Please output every line of the material as it stands, without the pictures.

(Study material begins)

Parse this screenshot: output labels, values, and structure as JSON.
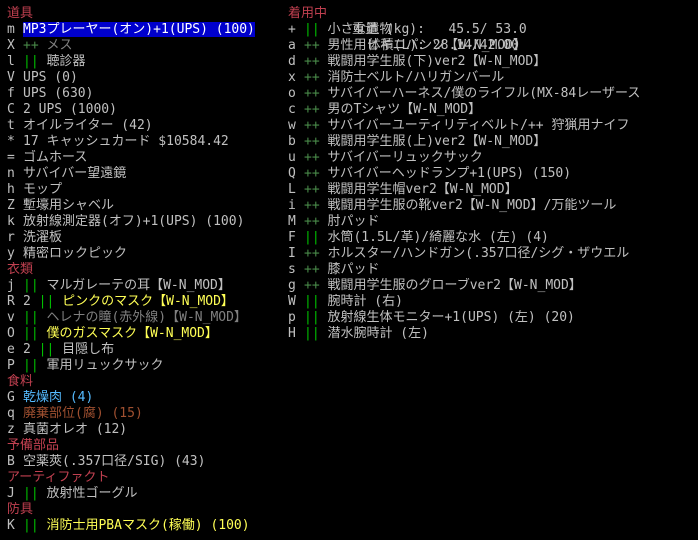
{
  "stats": {
    "weight_label": "重量 (kg):",
    "weight_value": "45.5/ 53.0",
    "volume_label": "体積(L):",
    "volume_value": "28.14/42.00"
  },
  "left_column": [
    {
      "type": "header",
      "text": "道具"
    },
    {
      "type": "item",
      "key": "m",
      "sep": "",
      "text": "MP3プレーヤー(オン)+1(UPS) (100)",
      "selected": true
    },
    {
      "type": "item",
      "key": "X",
      "sep": "++",
      "text": "メス",
      "text_color": "dim"
    },
    {
      "type": "item",
      "key": "l",
      "sep": "||",
      "text": "聴診器"
    },
    {
      "type": "item",
      "key": "V",
      "sep": "",
      "text": "UPS (0)"
    },
    {
      "type": "item",
      "key": "f",
      "sep": "",
      "text": "UPS (630)"
    },
    {
      "type": "item",
      "key": "C",
      "sep": "",
      "text": "2 UPS (1000)"
    },
    {
      "type": "item",
      "key": "t",
      "sep": "",
      "text": "オイルライター (42)"
    },
    {
      "type": "item",
      "key": "*",
      "sep": "",
      "text": "17 キャッシュカード $10584.42"
    },
    {
      "type": "item",
      "key": "=",
      "sep": "",
      "text": "ゴムホース"
    },
    {
      "type": "item",
      "key": "n",
      "sep": "",
      "text": "サバイバー望遠鏡"
    },
    {
      "type": "item",
      "key": "h",
      "sep": "",
      "text": "モップ"
    },
    {
      "type": "item",
      "key": "Z",
      "sep": "",
      "text": "塹壕用シャベル"
    },
    {
      "type": "item",
      "key": "k",
      "sep": "",
      "text": "放射線測定器(オフ)+1(UPS) (100)"
    },
    {
      "type": "item",
      "key": "r",
      "sep": "",
      "text": "洗濯板"
    },
    {
      "type": "item",
      "key": "y",
      "sep": "",
      "text": "精密ロックピック"
    },
    {
      "type": "header",
      "text": "衣類"
    },
    {
      "type": "item",
      "key": "j",
      "sep": "||",
      "text": "マルガレーテの耳【W-N_MOD】"
    },
    {
      "type": "item",
      "key": "R",
      "sep": "||",
      "prefix": "2 ",
      "text": "ピンクのマスク【W-N_MOD】",
      "text_color": "yellow"
    },
    {
      "type": "item",
      "key": "v",
      "sep": "||",
      "text": "ヘレナの瞳(赤外線)【W-N_MOD】",
      "text_color": "dim"
    },
    {
      "type": "item",
      "key": "O",
      "sep": "||",
      "text": "僕のガスマスク【W-N_MOD】",
      "text_color": "yellow"
    },
    {
      "type": "item",
      "key": "e",
      "sep": "||",
      "prefix": "2 ",
      "text": "目隠し布"
    },
    {
      "type": "item",
      "key": "P",
      "sep": "||",
      "text": "軍用リュックサック"
    },
    {
      "type": "header",
      "text": "食料"
    },
    {
      "type": "item",
      "key": "G",
      "sep": "",
      "text": "乾燥肉 (4)",
      "text_color": "cyan"
    },
    {
      "type": "item",
      "key": "q",
      "sep": "",
      "text": "廃棄部位(腐) (15)",
      "text_color": "brown"
    },
    {
      "type": "item",
      "key": "z",
      "sep": "",
      "text": "真菌オレオ (12)"
    },
    {
      "type": "header",
      "text": "予備部品"
    },
    {
      "type": "item",
      "key": "B",
      "sep": "",
      "text": "空薬莢(.357口径/SIG) (43)"
    },
    {
      "type": "header",
      "text": "アーティファクト"
    },
    {
      "type": "item",
      "key": "J",
      "sep": "||",
      "text": "放射性ゴーグル"
    },
    {
      "type": "header",
      "text": "防具"
    },
    {
      "type": "item",
      "key": "K",
      "sep": "||",
      "text": "消防士用PBAマスク(稼働) (100)",
      "text_color": "yellow"
    }
  ],
  "right_column": [
    {
      "type": "header",
      "text": "着用中"
    },
    {
      "type": "item",
      "key": "+",
      "sep": "||",
      "text": "小さな遺物"
    },
    {
      "type": "item",
      "key": "a",
      "sep": "++",
      "text": "男性用ビキニパンツ【W-N_MOD】"
    },
    {
      "type": "item",
      "key": "d",
      "sep": "++",
      "text": "戦闘用学生服(下)ver2【W-N_MOD】"
    },
    {
      "type": "item",
      "key": "x",
      "sep": "++",
      "text": "消防士ベルト/ハリガンバール"
    },
    {
      "type": "item",
      "key": "o",
      "sep": "++",
      "text": "サバイバーハーネス/僕のライフル(MX-84レーザース"
    },
    {
      "type": "item",
      "key": "c",
      "sep": "++",
      "text": "男のTシャツ【W-N_MOD】"
    },
    {
      "type": "item",
      "key": "w",
      "sep": "++",
      "text": "サバイバーユーティリティベルト/++ 狩猟用ナイフ"
    },
    {
      "type": "item",
      "key": "b",
      "sep": "++",
      "text": "戦闘用学生服(上)ver2【W-N_MOD】"
    },
    {
      "type": "item",
      "key": "u",
      "sep": "++",
      "text": "サバイバーリュックサック"
    },
    {
      "type": "item",
      "key": "Q",
      "sep": "++",
      "text": "サバイバーヘッドランプ+1(UPS) (150)"
    },
    {
      "type": "item",
      "key": "L",
      "sep": "++",
      "text": "戦闘用学生帽ver2【W-N_MOD】"
    },
    {
      "type": "item",
      "key": "i",
      "sep": "++",
      "text": "戦闘用学生服の靴ver2【W-N_MOD】/万能ツール"
    },
    {
      "type": "item",
      "key": "M",
      "sep": "++",
      "text": "肘パッド"
    },
    {
      "type": "item",
      "key": "F",
      "sep": "||",
      "text": "水筒(1.5L/革)/綺麗な水 (左) (4)"
    },
    {
      "type": "item",
      "key": "I",
      "sep": "++",
      "text": "ホルスター/ハンドガン(.357口径/シグ・ザウエル"
    },
    {
      "type": "item",
      "key": "s",
      "sep": "++",
      "text": "膝パッド"
    },
    {
      "type": "item",
      "key": "g",
      "sep": "++",
      "text": "戦闘用学生服のグローブver2【W-N_MOD】"
    },
    {
      "type": "item",
      "key": "W",
      "sep": "||",
      "text": "腕時計 (右)"
    },
    {
      "type": "item",
      "key": "p",
      "sep": "||",
      "text": "放射線生体モニター+1(UPS) (左) (20)"
    },
    {
      "type": "item",
      "key": "H",
      "sep": "||",
      "text": "潜水腕時計 (左)"
    }
  ],
  "colors": {
    "background": "#000000",
    "header": "#c04050",
    "selected_bg": "#0000cc",
    "separator": "#00c000",
    "text": "#c0c0c0",
    "yellow": "#ffff55",
    "cyan": "#55bbff",
    "brown": "#a05030"
  }
}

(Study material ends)

▸ **Exercise result**
Parse this screenshot: output labels, values, and structure as JSON.
{
  "stats": {
    "weight_label": "重量 (kg):",
    "weight_value": "45.5/ 53.0",
    "volume_label": "体積(L):",
    "volume_value": "28.14/42.00"
  },
  "left_column": [
    {
      "type": "header",
      "text": "道具"
    },
    {
      "type": "item",
      "key": "m",
      "sep": "",
      "text": "MP3プレーヤー(オン)+1(UPS) (100)",
      "selected": true
    },
    {
      "type": "item",
      "key": "X",
      "sep": "++",
      "text": "メス",
      "text_color": "dim"
    },
    {
      "type": "item",
      "key": "l",
      "sep": "||",
      "text": "聴診器"
    },
    {
      "type": "item",
      "key": "V",
      "sep": "",
      "text": "UPS (0)"
    },
    {
      "type": "item",
      "key": "f",
      "sep": "",
      "text": "UPS (630)"
    },
    {
      "type": "item",
      "key": "C",
      "sep": "",
      "text": "2 UPS (1000)"
    },
    {
      "type": "item",
      "key": "t",
      "sep": "",
      "text": "オイルライター (42)"
    },
    {
      "type": "item",
      "key": "*",
      "sep": "",
      "text": "17 キャッシュカード $10584.42"
    },
    {
      "type": "item",
      "key": "=",
      "sep": "",
      "text": "ゴムホース"
    },
    {
      "type": "item",
      "key": "n",
      "sep": "",
      "text": "サバイバー望遠鏡"
    },
    {
      "type": "item",
      "key": "h",
      "sep": "",
      "text": "モップ"
    },
    {
      "type": "item",
      "key": "Z",
      "sep": "",
      "text": "塹壕用シャベル"
    },
    {
      "type": "item",
      "key": "k",
      "sep": "",
      "text": "放射線測定器(オフ)+1(UPS) (100)"
    },
    {
      "type": "item",
      "key": "r",
      "sep": "",
      "text": "洗濯板"
    },
    {
      "type": "item",
      "key": "y",
      "sep": "",
      "text": "精密ロックピック"
    },
    {
      "type": "header",
      "text": "衣類"
    },
    {
      "type": "item",
      "key": "j",
      "sep": "||",
      "text": "マルガレーテの耳【W-N_MOD】"
    },
    {
      "type": "item",
      "key": "R",
      "sep": "||",
      "prefix": "2 ",
      "text": "ピンクのマスク【W-N_MOD】",
      "text_color": "yellow"
    },
    {
      "type": "item",
      "key": "v",
      "sep": "||",
      "text": "ヘレナの瞳(赤外線)【W-N_MOD】",
      "text_color": "dim"
    },
    {
      "type": "item",
      "key": "O",
      "sep": "||",
      "text": "僕のガスマスク【W-N_MOD】",
      "text_color": "yellow"
    },
    {
      "type": "item",
      "key": "e",
      "sep": "||",
      "prefix": "2 ",
      "text": "目隠し布"
    },
    {
      "type": "item",
      "key": "P",
      "sep": "||",
      "text": "軍用リュックサック"
    },
    {
      "type": "header",
      "text": "食料"
    },
    {
      "type": "item",
      "key": "G",
      "sep": "",
      "text": "乾燥肉 (4)",
      "text_color": "cyan"
    },
    {
      "type": "item",
      "key": "q",
      "sep": "",
      "text": "廃棄部位(腐) (15)",
      "text_color": "brown"
    },
    {
      "type": "item",
      "key": "z",
      "sep": "",
      "text": "真菌オレオ (12)"
    },
    {
      "type": "header",
      "text": "予備部品"
    },
    {
      "type": "item",
      "key": "B",
      "sep": "",
      "text": "空薬莢(.357口径/SIG) (43)"
    },
    {
      "type": "header",
      "text": "アーティファクト"
    },
    {
      "type": "item",
      "key": "J",
      "sep": "||",
      "text": "放射性ゴーグル"
    },
    {
      "type": "header",
      "text": "防具"
    },
    {
      "type": "item",
      "key": "K",
      "sep": "||",
      "text": "消防士用PBAマスク(稼働) (100)",
      "text_color": "yellow"
    }
  ],
  "right_column": [
    {
      "type": "header",
      "text": "着用中"
    },
    {
      "type": "item",
      "key": "+",
      "sep": "||",
      "text": "小さな遺物"
    },
    {
      "type": "item",
      "key": "a",
      "sep": "++",
      "text": "男性用ビキニパンツ【W-N_MOD】"
    },
    {
      "type": "item",
      "key": "d",
      "sep": "++",
      "text": "戦闘用学生服(下)ver2【W-N_MOD】"
    },
    {
      "type": "item",
      "key": "x",
      "sep": "++",
      "text": "消防士ベルト/ハリガンバール"
    },
    {
      "type": "item",
      "key": "o",
      "sep": "++",
      "text": "サバイバーハーネス/僕のライフル(MX-84レーザース"
    },
    {
      "type": "item",
      "key": "c",
      "sep": "++",
      "text": "男のTシャツ【W-N_MOD】"
    },
    {
      "type": "item",
      "key": "w",
      "sep": "++",
      "text": "サバイバーユーティリティベルト/++ 狩猟用ナイフ"
    },
    {
      "type": "item",
      "key": "b",
      "sep": "++",
      "text": "戦闘用学生服(上)ver2【W-N_MOD】"
    },
    {
      "type": "item",
      "key": "u",
      "sep": "++",
      "text": "サバイバーリュックサック"
    },
    {
      "type": "item",
      "key": "Q",
      "sep": "++",
      "text": "サバイバーヘッドランプ+1(UPS) (150)"
    },
    {
      "type": "item",
      "key": "L",
      "sep": "++",
      "text": "戦闘用学生帽ver2【W-N_MOD】"
    },
    {
      "type": "item",
      "key": "i",
      "sep": "++",
      "text": "戦闘用学生服の靴ver2【W-N_MOD】/万能ツール"
    },
    {
      "type": "item",
      "key": "M",
      "sep": "++",
      "text": "肘パッド"
    },
    {
      "type": "item",
      "key": "F",
      "sep": "||",
      "text": "水筒(1.5L/革)/綺麗な水 (左) (4)"
    },
    {
      "type": "item",
      "key": "I",
      "sep": "++",
      "text": "ホルスター/ハンドガン(.357口径/シグ・ザウエル"
    },
    {
      "type": "item",
      "key": "s",
      "sep": "++",
      "text": "膝パッド"
    },
    {
      "type": "item",
      "key": "g",
      "sep": "++",
      "text": "戦闘用学生服のグローブver2【W-N_MOD】"
    },
    {
      "type": "item",
      "key": "W",
      "sep": "||",
      "text": "腕時計 (右)"
    },
    {
      "type": "item",
      "key": "p",
      "sep": "||",
      "text": "放射線生体モニター+1(UPS) (左) (20)"
    },
    {
      "type": "item",
      "key": "H",
      "sep": "||",
      "text": "潜水腕時計 (左)"
    }
  ],
  "colors": {
    "background": "#000000",
    "header": "#c04050",
    "selected_bg": "#0000cc",
    "separator": "#00c000",
    "text": "#c0c0c0",
    "yellow": "#ffff55",
    "cyan": "#55bbff",
    "brown": "#a05030"
  }
}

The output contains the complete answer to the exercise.